So nope, things are not as free online as one might think. Nor can you use what you have bought for any and all desires you want. There are limits to the freedoms, and the stipulations are generally found in the ToS. SL has a ToS, OpenSim has a TOS, pretty much all grids have their respective ToSes. And the service providers that make it possible to be online have TOS. Content creators tend to have copyright licenses or creative commons to lay claim to their creation as their property, and the terms for use of the property by others. So, even while you may own a copy of the digital item, that in no way means that you have complete control and use of it.

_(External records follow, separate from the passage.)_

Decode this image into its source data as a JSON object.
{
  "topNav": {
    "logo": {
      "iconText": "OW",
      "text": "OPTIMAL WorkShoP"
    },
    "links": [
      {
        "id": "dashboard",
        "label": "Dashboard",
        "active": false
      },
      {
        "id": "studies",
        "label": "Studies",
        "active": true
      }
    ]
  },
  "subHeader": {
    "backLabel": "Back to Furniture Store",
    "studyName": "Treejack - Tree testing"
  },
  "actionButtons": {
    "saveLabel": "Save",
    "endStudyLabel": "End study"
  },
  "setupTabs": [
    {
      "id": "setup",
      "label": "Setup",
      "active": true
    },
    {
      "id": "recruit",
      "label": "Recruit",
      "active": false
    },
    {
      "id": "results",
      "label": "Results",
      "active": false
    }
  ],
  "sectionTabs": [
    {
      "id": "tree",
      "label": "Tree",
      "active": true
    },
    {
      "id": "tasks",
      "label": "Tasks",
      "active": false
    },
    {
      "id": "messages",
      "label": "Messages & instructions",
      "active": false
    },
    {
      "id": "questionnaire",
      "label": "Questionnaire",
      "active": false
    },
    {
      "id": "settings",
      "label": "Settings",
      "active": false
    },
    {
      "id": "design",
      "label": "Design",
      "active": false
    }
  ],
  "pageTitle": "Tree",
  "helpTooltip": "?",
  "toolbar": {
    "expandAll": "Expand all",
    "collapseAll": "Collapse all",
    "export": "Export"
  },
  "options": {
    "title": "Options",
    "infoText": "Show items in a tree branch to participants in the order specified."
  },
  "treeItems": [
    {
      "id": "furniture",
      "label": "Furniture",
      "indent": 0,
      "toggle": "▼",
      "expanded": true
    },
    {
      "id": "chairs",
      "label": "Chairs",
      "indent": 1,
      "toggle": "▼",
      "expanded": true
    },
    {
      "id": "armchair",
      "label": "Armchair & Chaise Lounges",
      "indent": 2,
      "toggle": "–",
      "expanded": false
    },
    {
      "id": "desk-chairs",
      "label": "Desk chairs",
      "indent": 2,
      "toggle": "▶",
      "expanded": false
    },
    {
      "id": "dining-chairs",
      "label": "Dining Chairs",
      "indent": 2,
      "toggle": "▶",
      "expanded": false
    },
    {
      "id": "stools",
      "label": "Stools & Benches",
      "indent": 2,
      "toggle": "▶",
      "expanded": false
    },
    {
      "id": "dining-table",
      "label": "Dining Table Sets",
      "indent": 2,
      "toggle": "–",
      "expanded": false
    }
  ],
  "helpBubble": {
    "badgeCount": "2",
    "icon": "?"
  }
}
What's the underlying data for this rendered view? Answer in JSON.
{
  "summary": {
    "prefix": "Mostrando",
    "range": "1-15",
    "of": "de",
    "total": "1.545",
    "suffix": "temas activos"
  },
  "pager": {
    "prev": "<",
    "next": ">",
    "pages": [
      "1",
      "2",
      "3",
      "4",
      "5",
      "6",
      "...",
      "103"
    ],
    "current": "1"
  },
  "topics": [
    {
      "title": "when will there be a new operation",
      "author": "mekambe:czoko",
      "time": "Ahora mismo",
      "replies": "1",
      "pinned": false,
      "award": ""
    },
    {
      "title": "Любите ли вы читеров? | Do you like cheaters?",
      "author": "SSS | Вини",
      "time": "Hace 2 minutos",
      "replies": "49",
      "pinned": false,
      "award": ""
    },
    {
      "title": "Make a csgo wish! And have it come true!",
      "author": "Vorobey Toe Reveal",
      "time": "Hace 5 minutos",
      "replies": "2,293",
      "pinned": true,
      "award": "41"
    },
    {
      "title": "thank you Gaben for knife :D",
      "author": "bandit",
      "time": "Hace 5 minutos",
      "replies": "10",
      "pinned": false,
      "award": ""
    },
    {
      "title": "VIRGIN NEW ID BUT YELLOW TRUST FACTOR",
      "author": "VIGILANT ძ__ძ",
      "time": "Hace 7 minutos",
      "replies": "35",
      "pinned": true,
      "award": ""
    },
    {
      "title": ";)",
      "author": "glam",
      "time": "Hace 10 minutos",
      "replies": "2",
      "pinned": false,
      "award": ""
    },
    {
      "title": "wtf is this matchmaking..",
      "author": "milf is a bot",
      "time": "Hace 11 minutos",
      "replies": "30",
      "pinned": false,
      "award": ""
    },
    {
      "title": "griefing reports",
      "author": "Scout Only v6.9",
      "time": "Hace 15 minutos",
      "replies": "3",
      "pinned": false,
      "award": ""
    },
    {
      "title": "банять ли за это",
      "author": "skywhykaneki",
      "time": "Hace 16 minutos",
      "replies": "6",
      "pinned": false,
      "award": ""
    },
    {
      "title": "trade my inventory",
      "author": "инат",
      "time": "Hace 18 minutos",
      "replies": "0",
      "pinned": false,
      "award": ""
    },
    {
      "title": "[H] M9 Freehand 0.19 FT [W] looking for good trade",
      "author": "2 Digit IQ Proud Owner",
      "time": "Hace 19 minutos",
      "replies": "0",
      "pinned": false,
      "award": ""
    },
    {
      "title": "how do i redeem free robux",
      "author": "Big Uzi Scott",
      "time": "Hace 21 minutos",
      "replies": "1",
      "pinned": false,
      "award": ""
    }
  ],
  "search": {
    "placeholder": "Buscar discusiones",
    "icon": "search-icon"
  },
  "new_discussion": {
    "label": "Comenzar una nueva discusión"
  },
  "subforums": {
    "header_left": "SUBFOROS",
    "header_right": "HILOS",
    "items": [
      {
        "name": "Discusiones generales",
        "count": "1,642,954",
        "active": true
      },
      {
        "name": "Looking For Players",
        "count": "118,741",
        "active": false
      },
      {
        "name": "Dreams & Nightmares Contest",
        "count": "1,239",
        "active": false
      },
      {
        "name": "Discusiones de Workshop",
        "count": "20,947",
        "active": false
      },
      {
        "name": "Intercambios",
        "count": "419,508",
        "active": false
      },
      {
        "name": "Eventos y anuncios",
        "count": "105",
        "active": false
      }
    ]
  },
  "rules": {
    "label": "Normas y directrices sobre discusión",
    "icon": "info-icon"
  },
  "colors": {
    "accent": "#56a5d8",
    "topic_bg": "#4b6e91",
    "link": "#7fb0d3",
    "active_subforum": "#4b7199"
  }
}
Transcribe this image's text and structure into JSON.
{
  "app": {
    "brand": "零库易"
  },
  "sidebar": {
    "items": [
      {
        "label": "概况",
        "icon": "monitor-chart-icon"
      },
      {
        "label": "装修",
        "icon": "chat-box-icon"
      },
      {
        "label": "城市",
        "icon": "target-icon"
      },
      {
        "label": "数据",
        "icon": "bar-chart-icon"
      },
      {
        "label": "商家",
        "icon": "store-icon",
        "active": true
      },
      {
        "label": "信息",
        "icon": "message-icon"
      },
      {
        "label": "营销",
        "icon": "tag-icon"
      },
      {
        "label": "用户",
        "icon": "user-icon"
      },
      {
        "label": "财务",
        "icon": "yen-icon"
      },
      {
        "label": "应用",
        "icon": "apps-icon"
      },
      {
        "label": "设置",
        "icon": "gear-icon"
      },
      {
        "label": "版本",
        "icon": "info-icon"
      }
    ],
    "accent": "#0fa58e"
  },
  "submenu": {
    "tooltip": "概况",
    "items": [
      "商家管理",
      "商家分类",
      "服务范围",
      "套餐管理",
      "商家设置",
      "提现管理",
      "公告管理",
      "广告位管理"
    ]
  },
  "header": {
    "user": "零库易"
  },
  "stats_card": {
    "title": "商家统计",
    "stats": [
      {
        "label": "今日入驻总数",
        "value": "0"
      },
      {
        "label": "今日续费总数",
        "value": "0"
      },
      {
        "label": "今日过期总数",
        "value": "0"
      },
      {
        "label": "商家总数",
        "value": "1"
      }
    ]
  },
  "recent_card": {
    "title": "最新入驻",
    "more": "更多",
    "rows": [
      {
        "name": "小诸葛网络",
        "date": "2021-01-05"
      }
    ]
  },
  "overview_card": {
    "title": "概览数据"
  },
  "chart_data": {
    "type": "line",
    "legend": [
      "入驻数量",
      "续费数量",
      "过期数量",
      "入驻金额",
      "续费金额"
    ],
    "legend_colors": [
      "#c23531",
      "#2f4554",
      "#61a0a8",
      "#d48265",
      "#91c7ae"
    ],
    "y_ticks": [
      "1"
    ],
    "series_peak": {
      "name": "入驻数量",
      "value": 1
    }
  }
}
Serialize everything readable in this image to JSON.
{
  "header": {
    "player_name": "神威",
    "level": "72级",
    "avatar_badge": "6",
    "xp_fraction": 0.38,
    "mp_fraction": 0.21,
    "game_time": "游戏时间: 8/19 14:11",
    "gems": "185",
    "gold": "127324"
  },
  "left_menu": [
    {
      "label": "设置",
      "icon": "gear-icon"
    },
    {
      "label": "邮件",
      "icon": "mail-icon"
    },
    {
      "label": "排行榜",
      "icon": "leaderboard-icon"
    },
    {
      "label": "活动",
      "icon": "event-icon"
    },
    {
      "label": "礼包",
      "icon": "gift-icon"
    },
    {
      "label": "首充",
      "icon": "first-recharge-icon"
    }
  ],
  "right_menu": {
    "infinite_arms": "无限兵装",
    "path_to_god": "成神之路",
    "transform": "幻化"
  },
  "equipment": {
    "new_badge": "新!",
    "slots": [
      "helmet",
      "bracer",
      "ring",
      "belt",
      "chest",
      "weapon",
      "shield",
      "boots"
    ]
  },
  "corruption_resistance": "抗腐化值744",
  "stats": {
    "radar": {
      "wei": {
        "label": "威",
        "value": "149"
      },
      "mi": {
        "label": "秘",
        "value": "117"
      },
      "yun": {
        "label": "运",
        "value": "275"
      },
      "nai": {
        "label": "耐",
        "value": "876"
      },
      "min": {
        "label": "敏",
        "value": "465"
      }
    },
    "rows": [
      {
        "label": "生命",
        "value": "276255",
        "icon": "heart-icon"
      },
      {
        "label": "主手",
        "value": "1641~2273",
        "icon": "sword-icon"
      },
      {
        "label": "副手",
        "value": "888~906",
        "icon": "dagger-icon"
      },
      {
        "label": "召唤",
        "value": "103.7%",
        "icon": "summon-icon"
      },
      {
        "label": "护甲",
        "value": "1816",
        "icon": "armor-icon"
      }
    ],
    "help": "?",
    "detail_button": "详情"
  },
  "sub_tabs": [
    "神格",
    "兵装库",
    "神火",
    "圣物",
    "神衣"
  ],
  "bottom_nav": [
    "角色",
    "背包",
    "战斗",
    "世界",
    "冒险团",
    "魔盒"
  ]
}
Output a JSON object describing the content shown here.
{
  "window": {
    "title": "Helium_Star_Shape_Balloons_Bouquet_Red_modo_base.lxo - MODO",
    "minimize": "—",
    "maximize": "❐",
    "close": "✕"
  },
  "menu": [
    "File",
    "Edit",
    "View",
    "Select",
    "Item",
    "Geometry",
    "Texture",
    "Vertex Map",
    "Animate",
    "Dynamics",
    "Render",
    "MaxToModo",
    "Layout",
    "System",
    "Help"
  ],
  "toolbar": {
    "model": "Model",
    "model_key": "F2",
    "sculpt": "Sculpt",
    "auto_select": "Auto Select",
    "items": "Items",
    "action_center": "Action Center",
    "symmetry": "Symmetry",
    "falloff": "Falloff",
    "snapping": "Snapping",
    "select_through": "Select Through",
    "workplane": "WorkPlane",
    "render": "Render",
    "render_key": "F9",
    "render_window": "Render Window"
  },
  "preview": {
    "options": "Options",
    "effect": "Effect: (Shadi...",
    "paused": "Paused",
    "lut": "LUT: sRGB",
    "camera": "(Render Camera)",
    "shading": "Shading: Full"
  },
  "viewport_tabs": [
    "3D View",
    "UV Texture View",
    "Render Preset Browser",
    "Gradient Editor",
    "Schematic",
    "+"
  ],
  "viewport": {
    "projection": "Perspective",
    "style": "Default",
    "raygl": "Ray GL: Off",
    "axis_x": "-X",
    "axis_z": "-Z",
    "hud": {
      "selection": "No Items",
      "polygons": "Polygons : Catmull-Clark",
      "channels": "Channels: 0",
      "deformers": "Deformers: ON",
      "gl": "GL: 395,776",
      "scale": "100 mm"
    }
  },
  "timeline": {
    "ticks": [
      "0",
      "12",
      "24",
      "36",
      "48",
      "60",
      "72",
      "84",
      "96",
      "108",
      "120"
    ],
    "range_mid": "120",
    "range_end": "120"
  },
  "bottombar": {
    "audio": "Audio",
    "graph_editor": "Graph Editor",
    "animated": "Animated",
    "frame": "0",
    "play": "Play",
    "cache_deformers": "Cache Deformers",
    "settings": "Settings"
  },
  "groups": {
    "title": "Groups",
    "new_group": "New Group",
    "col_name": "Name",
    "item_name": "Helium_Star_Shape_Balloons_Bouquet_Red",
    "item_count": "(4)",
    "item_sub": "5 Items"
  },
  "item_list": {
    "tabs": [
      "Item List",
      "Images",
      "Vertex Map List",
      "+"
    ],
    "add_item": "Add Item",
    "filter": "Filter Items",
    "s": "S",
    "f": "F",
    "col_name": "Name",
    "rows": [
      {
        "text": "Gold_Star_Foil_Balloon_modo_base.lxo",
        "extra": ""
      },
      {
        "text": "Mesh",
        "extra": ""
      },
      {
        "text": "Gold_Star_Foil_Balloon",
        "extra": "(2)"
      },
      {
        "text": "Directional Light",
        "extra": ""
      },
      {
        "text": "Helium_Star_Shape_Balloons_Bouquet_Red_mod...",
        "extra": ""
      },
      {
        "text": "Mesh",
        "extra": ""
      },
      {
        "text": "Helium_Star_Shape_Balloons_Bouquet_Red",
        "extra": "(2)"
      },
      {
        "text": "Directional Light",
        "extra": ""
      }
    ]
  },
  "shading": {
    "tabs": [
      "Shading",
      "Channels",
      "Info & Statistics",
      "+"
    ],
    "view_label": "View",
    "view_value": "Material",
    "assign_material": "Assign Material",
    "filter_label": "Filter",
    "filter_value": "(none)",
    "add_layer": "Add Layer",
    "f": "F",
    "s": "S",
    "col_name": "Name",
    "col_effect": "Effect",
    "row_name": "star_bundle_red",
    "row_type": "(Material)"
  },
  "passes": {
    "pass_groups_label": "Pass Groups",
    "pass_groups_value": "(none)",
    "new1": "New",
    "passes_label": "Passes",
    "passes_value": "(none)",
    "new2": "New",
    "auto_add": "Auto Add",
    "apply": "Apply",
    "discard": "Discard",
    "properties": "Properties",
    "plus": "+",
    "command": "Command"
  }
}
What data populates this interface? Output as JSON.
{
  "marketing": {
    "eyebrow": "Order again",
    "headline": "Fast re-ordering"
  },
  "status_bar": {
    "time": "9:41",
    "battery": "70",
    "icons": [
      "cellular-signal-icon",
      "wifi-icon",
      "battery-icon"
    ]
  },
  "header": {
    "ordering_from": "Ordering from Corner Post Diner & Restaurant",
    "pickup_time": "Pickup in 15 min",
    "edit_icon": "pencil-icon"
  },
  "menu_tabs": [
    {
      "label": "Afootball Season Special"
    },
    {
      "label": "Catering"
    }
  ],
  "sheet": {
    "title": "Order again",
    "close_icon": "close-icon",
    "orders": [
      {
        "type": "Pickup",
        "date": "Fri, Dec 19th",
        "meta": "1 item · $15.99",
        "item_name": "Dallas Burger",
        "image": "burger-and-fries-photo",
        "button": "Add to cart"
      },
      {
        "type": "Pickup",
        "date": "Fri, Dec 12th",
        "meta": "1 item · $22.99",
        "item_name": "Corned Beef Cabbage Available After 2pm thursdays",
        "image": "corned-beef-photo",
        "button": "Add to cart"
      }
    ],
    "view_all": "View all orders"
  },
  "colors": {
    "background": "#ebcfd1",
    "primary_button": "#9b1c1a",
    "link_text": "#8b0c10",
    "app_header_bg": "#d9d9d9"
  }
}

Interestingly enough, our current election in the US showed how this works with the rights and royalties of music. One infamous trumps of a content creator being able to call for the cease and desist of their content not being used in public for the advancement of a public figure is Dee Snyder of Twisted Sister saying he won't take Paul Ryan using the song “We're Not Going To Take It” to be used as part of Paul Ryan's campaign songs. Now, if I 'I bought it, I own it!' was truly the way things worked, Paul Ryan wouldn't have to give in to Dee Snyder's protest for using the Twisted Sister song.
I think the point is clear that, even if you own a copy of a creation made by someone else, it doesn't automatically grant you the ability to use that creation for any and all reasons that you desire to. Now, the reasons why people irl can push the enforcement of this easier than SL and OpenSim is because the cost of litigation makes it difficult for most and so that the cons of trying to go after illegitimately got content outweigh the pros of doing so. So thus, the closed commercial grids seem to be safe havens for content creators.
Nothing is really for free, and you can't expect that everything you buy is yours to use however you want.